Point and counterpoint: Exchanging views on the future of Atlantic Canada
By Warren McDougald for Dal News
Prominent former politicians of different political stripes gathered at Dalhousie on Monday, Sept. 30 to discuss the big policy challenges that lie ahead for Atlantic Canada.
The event, hosted by Dalhousie’s MacEachen Institute for Public Policy and Governance, featured former Nova Scotia Premier Darrell Dexter (BA’79, BEd’83, LLB’87), founding president of the New Brunswick Green Party Janice Harvey, Peter MacKay (LLB’90), a prominent former minister in the Stephen Harper government, and former Deputy Prime Minister Anne McLellan (BA’71, LLB’74).
A crowd of nearly 200 gathered to hear the political leaders discuss a wide range of topics including climate change, healthcare, Indigenous-Crown relations, and the Atlantic Canadian economy.
The discussion began with an opportunity for the political leaders to identify the most important issues facing Atlantic Canada today. A consensus quickly emerged among the majority of the panellists that the Atlantic region needs more immigration to sustain and grow the economy.
“I think the most pressing issue right now is people.
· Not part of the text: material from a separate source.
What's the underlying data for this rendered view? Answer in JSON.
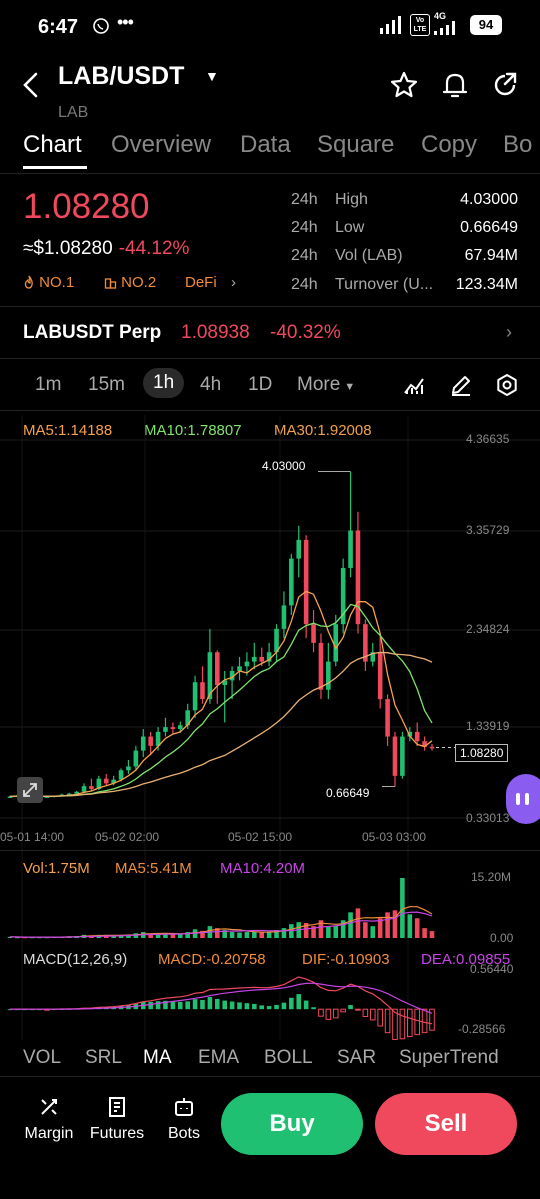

Atlantic Canada simply doesn’t have enough of them,” said Anne McLellan, a sentiment that both MacKay and Dexter agreed with. McLellan continued, “In this election, people in this region should be talking to their leaders about how we ensure we have sensitive, smart immigration policies.”
At times, panelists’ differing opinions led to some spirited exchanges, particularly over the topic of environmental protection. Peter MacKay spoke passionately in favour of an energy east pipeline while Janice Harvey disagreed, citing the impact we are having on the natural environment.
“We have three billion fewer birds in North America than we had in the 1970s. Globally, we have lost 60% of our wildlife in the past 40 years. Our trade-offs are not serving wildlife well,” said Harvey, in response to Mr. MacKay’s suggestion that the oil industry is over-regulated.
The group largely agreed on the health care challenges.
“We cannot afford, in a small, poor province, to spend over 20 per cent of our GDP on healthcare” Darrell Dexter noted.
The audience was animated throughout the discussion as cheers and laughter could be heard in response to the speakers’ comments. Megan Macpherson, a student in Dalhousie’s Masters of Public Administration program, was at Monday’s event and commented on the speakers’ performance.
“The panel was an engaging fusion of some of our most well-known political and policy experts. Hearing their opinions and experience applied to the current Canadian political landscape, especially with a momentous election on the horizon, was enlightening for me,” Macpherson noted.
With all eyes focused on the federal election candidates, the organisers at the MacEachen Institute stressed the importance of learning from those who have experience.
“We wanted to have a conversation that involved politicians who have been there and done it – – from working in the political trenches of Atlantic Canada to having some of the top political jobs in the country,” said Kevin Quigley, Scholarly Director of the MacEachen Institute.
The policy challenges addressed by Monday’s speakers are sure to come up again across the Atlantic region as the federal leaders vie for votes in the Oct 21st election.
The full discussion was available to an online audience via Facebook live and a full video is available now on the MacEachen Institute website.